EXERCISE DETAILS
The expected output is the data below, character for character, without its pictures.

# # # #

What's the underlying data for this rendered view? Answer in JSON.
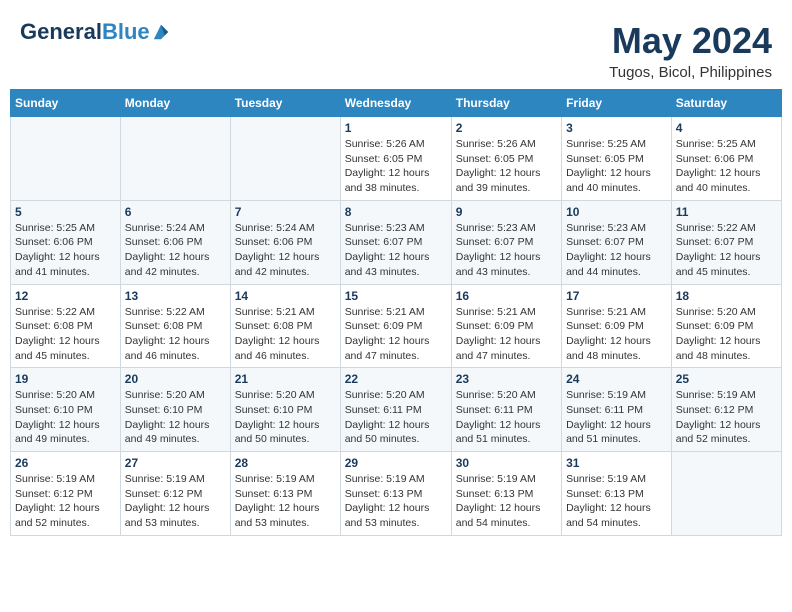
{
  "header": {
    "logo_line1": "General",
    "logo_line2": "Blue",
    "month_year": "May 2024",
    "location": "Tugos, Bicol, Philippines"
  },
  "weekdays": [
    "Sunday",
    "Monday",
    "Tuesday",
    "Wednesday",
    "Thursday",
    "Friday",
    "Saturday"
  ],
  "weeks": [
    [
      {
        "day": "",
        "sunrise": "",
        "sunset": "",
        "daylight": ""
      },
      {
        "day": "",
        "sunrise": "",
        "sunset": "",
        "daylight": ""
      },
      {
        "day": "",
        "sunrise": "",
        "sunset": "",
        "daylight": ""
      },
      {
        "day": "1",
        "sunrise": "Sunrise: 5:26 AM",
        "sunset": "Sunset: 6:05 PM",
        "daylight": "Daylight: 12 hours and 38 minutes."
      },
      {
        "day": "2",
        "sunrise": "Sunrise: 5:26 AM",
        "sunset": "Sunset: 6:05 PM",
        "daylight": "Daylight: 12 hours and 39 minutes."
      },
      {
        "day": "3",
        "sunrise": "Sunrise: 5:25 AM",
        "sunset": "Sunset: 6:05 PM",
        "daylight": "Daylight: 12 hours and 40 minutes."
      },
      {
        "day": "4",
        "sunrise": "Sunrise: 5:25 AM",
        "sunset": "Sunset: 6:06 PM",
        "daylight": "Daylight: 12 hours and 40 minutes."
      }
    ],
    [
      {
        "day": "5",
        "sunrise": "Sunrise: 5:25 AM",
        "sunset": "Sunset: 6:06 PM",
        "daylight": "Daylight: 12 hours and 41 minutes."
      },
      {
        "day": "6",
        "sunrise": "Sunrise: 5:24 AM",
        "sunset": "Sunset: 6:06 PM",
        "daylight": "Daylight: 12 hours and 42 minutes."
      },
      {
        "day": "7",
        "sunrise": "Sunrise: 5:24 AM",
        "sunset": "Sunset: 6:06 PM",
        "daylight": "Daylight: 12 hours and 42 minutes."
      },
      {
        "day": "8",
        "sunrise": "Sunrise: 5:23 AM",
        "sunset": "Sunset: 6:07 PM",
        "daylight": "Daylight: 12 hours and 43 minutes."
      },
      {
        "day": "9",
        "sunrise": "Sunrise: 5:23 AM",
        "sunset": "Sunset: 6:07 PM",
        "daylight": "Daylight: 12 hours and 43 minutes."
      },
      {
        "day": "10",
        "sunrise": "Sunrise: 5:23 AM",
        "sunset": "Sunset: 6:07 PM",
        "daylight": "Daylight: 12 hours and 44 minutes."
      },
      {
        "day": "11",
        "sunrise": "Sunrise: 5:22 AM",
        "sunset": "Sunset: 6:07 PM",
        "daylight": "Daylight: 12 hours and 45 minutes."
      }
    ],
    [
      {
        "day": "12",
        "sunrise": "Sunrise: 5:22 AM",
        "sunset": "Sunset: 6:08 PM",
        "daylight": "Daylight: 12 hours and 45 minutes."
      },
      {
        "day": "13",
        "sunrise": "Sunrise: 5:22 AM",
        "sunset": "Sunset: 6:08 PM",
        "daylight": "Daylight: 12 hours and 46 minutes."
      },
      {
        "day": "14",
        "sunrise": "Sunrise: 5:21 AM",
        "sunset": "Sunset: 6:08 PM",
        "daylight": "Daylight: 12 hours and 46 minutes."
      },
      {
        "day": "15",
        "sunrise": "Sunrise: 5:21 AM",
        "sunset": "Sunset: 6:09 PM",
        "daylight": "Daylight: 12 hours and 47 minutes."
      },
      {
        "day": "16",
        "sunrise": "Sunrise: 5:21 AM",
        "sunset": "Sunset: 6:09 PM",
        "daylight": "Daylight: 12 hours and 47 minutes."
      },
      {
        "day": "17",
        "sunrise": "Sunrise: 5:21 AM",
        "sunset": "Sunset: 6:09 PM",
        "daylight": "Daylight: 12 hours and 48 minutes."
      },
      {
        "day": "18",
        "sunrise": "Sunrise: 5:20 AM",
        "sunset": "Sunset: 6:09 PM",
        "daylight": "Daylight: 12 hours and 48 minutes."
      }
    ],
    [
      {
        "day": "19",
        "sunrise": "Sunrise: 5:20 AM",
        "sunset": "Sunset: 6:10 PM",
        "daylight": "Daylight: 12 hours and 49 minutes."
      },
      {
        "day": "20",
        "sunrise": "Sunrise: 5:20 AM",
        "sunset": "Sunset: 6:10 PM",
        "daylight": "Daylight: 12 hours and 49 minutes."
      },
      {
        "day": "21",
        "sunrise": "Sunrise: 5:20 AM",
        "sunset": "Sunset: 6:10 PM",
        "daylight": "Daylight: 12 hours and 50 minutes."
      },
      {
        "day": "22",
        "sunrise": "Sunrise: 5:20 AM",
        "sunset": "Sunset: 6:11 PM",
        "daylight": "Daylight: 12 hours and 50 minutes."
      },
      {
        "day": "23",
        "sunrise": "Sunrise: 5:20 AM",
        "sunset": "Sunset: 6:11 PM",
        "daylight": "Daylight: 12 hours and 51 minutes."
      },
      {
        "day": "24",
        "sunrise": "Sunrise: 5:19 AM",
        "sunset": "Sunset: 6:11 PM",
        "daylight": "Daylight: 12 hours and 51 minutes."
      },
      {
        "day": "25",
        "sunrise": "Sunrise: 5:19 AM",
        "sunset": "Sunset: 6:12 PM",
        "daylight": "Daylight: 12 hours and 52 minutes."
      }
    ],
    [
      {
        "day": "26",
        "sunrise": "Sunrise: 5:19 AM",
        "sunset": "Sunset: 6:12 PM",
        "daylight": "Daylight: 12 hours and 52 minutes."
      },
      {
        "day": "27",
        "sunrise": "Sunrise: 5:19 AM",
        "sunset": "Sunset: 6:12 PM",
        "daylight": "Daylight: 12 hours and 53 minutes."
      },
      {
        "day": "28",
        "sunrise": "Sunrise: 5:19 AM",
        "sunset": "Sunset: 6:13 PM",
        "daylight": "Daylight: 12 hours and 53 minutes."
      },
      {
        "day": "29",
        "sunrise": "Sunrise: 5:19 AM",
        "sunset": "Sunset: 6:13 PM",
        "daylight": "Daylight: 12 hours and 53 minutes."
      },
      {
        "day": "30",
        "sunrise": "Sunrise: 5:19 AM",
        "sunset": "Sunset: 6:13 PM",
        "daylight": "Daylight: 12 hours and 54 minutes."
      },
      {
        "day": "31",
        "sunrise": "Sunrise: 5:19 AM",
        "sunset": "Sunset: 6:13 PM",
        "daylight": "Daylight: 12 hours and 54 minutes."
      },
      {
        "day": "",
        "sunrise": "",
        "sunset": "",
        "daylight": ""
      }
    ]
  ]
}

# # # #

RESPONSE TO THE TASK
What's the underlying data for this rendered view? Answer in JSON.
{
  "header": {
    "logo_line1": "General",
    "logo_line2": "Blue",
    "month_year": "May 2024",
    "location": "Tugos, Bicol, Philippines"
  },
  "weekdays": [
    "Sunday",
    "Monday",
    "Tuesday",
    "Wednesday",
    "Thursday",
    "Friday",
    "Saturday"
  ],
  "weeks": [
    [
      {
        "day": "",
        "sunrise": "",
        "sunset": "",
        "daylight": ""
      },
      {
        "day": "",
        "sunrise": "",
        "sunset": "",
        "daylight": ""
      },
      {
        "day": "",
        "sunrise": "",
        "sunset": "",
        "daylight": ""
      },
      {
        "day": "1",
        "sunrise": "Sunrise: 5:26 AM",
        "sunset": "Sunset: 6:05 PM",
        "daylight": "Daylight: 12 hours and 38 minutes."
      },
      {
        "day": "2",
        "sunrise": "Sunrise: 5:26 AM",
        "sunset": "Sunset: 6:05 PM",
        "daylight": "Daylight: 12 hours and 39 minutes."
      },
      {
        "day": "3",
        "sunrise": "Sunrise: 5:25 AM",
        "sunset": "Sunset: 6:05 PM",
        "daylight": "Daylight: 12 hours and 40 minutes."
      },
      {
        "day": "4",
        "sunrise": "Sunrise: 5:25 AM",
        "sunset": "Sunset: 6:06 PM",
        "daylight": "Daylight: 12 hours and 40 minutes."
      }
    ],
    [
      {
        "day": "5",
        "sunrise": "Sunrise: 5:25 AM",
        "sunset": "Sunset: 6:06 PM",
        "daylight": "Daylight: 12 hours and 41 minutes."
      },
      {
        "day": "6",
        "sunrise": "Sunrise: 5:24 AM",
        "sunset": "Sunset: 6:06 PM",
        "daylight": "Daylight: 12 hours and 42 minutes."
      },
      {
        "day": "7",
        "sunrise": "Sunrise: 5:24 AM",
        "sunset": "Sunset: 6:06 PM",
        "daylight": "Daylight: 12 hours and 42 minutes."
      },
      {
        "day": "8",
        "sunrise": "Sunrise: 5:23 AM",
        "sunset": "Sunset: 6:07 PM",
        "daylight": "Daylight: 12 hours and 43 minutes."
      },
      {
        "day": "9",
        "sunrise": "Sunrise: 5:23 AM",
        "sunset": "Sunset: 6:07 PM",
        "daylight": "Daylight: 12 hours and 43 minutes."
      },
      {
        "day": "10",
        "sunrise": "Sunrise: 5:23 AM",
        "sunset": "Sunset: 6:07 PM",
        "daylight": "Daylight: 12 hours and 44 minutes."
      },
      {
        "day": "11",
        "sunrise": "Sunrise: 5:22 AM",
        "sunset": "Sunset: 6:07 PM",
        "daylight": "Daylight: 12 hours and 45 minutes."
      }
    ],
    [
      {
        "day": "12",
        "sunrise": "Sunrise: 5:22 AM",
        "sunset": "Sunset: 6:08 PM",
        "daylight": "Daylight: 12 hours and 45 minutes."
      },
      {
        "day": "13",
        "sunrise": "Sunrise: 5:22 AM",
        "sunset": "Sunset: 6:08 PM",
        "daylight": "Daylight: 12 hours and 46 minutes."
      },
      {
        "day": "14",
        "sunrise": "Sunrise: 5:21 AM",
        "sunset": "Sunset: 6:08 PM",
        "daylight": "Daylight: 12 hours and 46 minutes."
      },
      {
        "day": "15",
        "sunrise": "Sunrise: 5:21 AM",
        "sunset": "Sunset: 6:09 PM",
        "daylight": "Daylight: 12 hours and 47 minutes."
      },
      {
        "day": "16",
        "sunrise": "Sunrise: 5:21 AM",
        "sunset": "Sunset: 6:09 PM",
        "daylight": "Daylight: 12 hours and 47 minutes."
      },
      {
        "day": "17",
        "sunrise": "Sunrise: 5:21 AM",
        "sunset": "Sunset: 6:09 PM",
        "daylight": "Daylight: 12 hours and 48 minutes."
      },
      {
        "day": "18",
        "sunrise": "Sunrise: 5:20 AM",
        "sunset": "Sunset: 6:09 PM",
        "daylight": "Daylight: 12 hours and 48 minutes."
      }
    ],
    [
      {
        "day": "19",
        "sunrise": "Sunrise: 5:20 AM",
        "sunset": "Sunset: 6:10 PM",
        "daylight": "Daylight: 12 hours and 49 minutes."
      },
      {
        "day": "20",
        "sunrise": "Sunrise: 5:20 AM",
        "sunset": "Sunset: 6:10 PM",
        "daylight": "Daylight: 12 hours and 49 minutes."
      },
      {
        "day": "21",
        "sunrise": "Sunrise: 5:20 AM",
        "sunset": "Sunset: 6:10 PM",
        "daylight": "Daylight: 12 hours and 50 minutes."
      },
      {
        "day": "22",
        "sunrise": "Sunrise: 5:20 AM",
        "sunset": "Sunset: 6:11 PM",
        "daylight": "Daylight: 12 hours and 50 minutes."
      },
      {
        "day": "23",
        "sunrise": "Sunrise: 5:20 AM",
        "sunset": "Sunset: 6:11 PM",
        "daylight": "Daylight: 12 hours and 51 minutes."
      },
      {
        "day": "24",
        "sunrise": "Sunrise: 5:19 AM",
        "sunset": "Sunset: 6:11 PM",
        "daylight": "Daylight: 12 hours and 51 minutes."
      },
      {
        "day": "25",
        "sunrise": "Sunrise: 5:19 AM",
        "sunset": "Sunset: 6:12 PM",
        "daylight": "Daylight: 12 hours and 52 minutes."
      }
    ],
    [
      {
        "day": "26",
        "sunrise": "Sunrise: 5:19 AM",
        "sunset": "Sunset: 6:12 PM",
        "daylight": "Daylight: 12 hours and 52 minutes."
      },
      {
        "day": "27",
        "sunrise": "Sunrise: 5:19 AM",
        "sunset": "Sunset: 6:12 PM",
        "daylight": "Daylight: 12 hours and 53 minutes."
      },
      {
        "day": "28",
        "sunrise": "Sunrise: 5:19 AM",
        "sunset": "Sunset: 6:13 PM",
        "daylight": "Daylight: 12 hours and 53 minutes."
      },
      {
        "day": "29",
        "sunrise": "Sunrise: 5:19 AM",
        "sunset": "Sunset: 6:13 PM",
        "daylight": "Daylight: 12 hours and 53 minutes."
      },
      {
        "day": "30",
        "sunrise": "Sunrise: 5:19 AM",
        "sunset": "Sunset: 6:13 PM",
        "daylight": "Daylight: 12 hours and 54 minutes."
      },
      {
        "day": "31",
        "sunrise": "Sunrise: 5:19 AM",
        "sunset": "Sunset: 6:13 PM",
        "daylight": "Daylight: 12 hours and 54 minutes."
      },
      {
        "day": "",
        "sunrise": "",
        "sunset": "",
        "daylight": ""
      }
    ]
  ]
}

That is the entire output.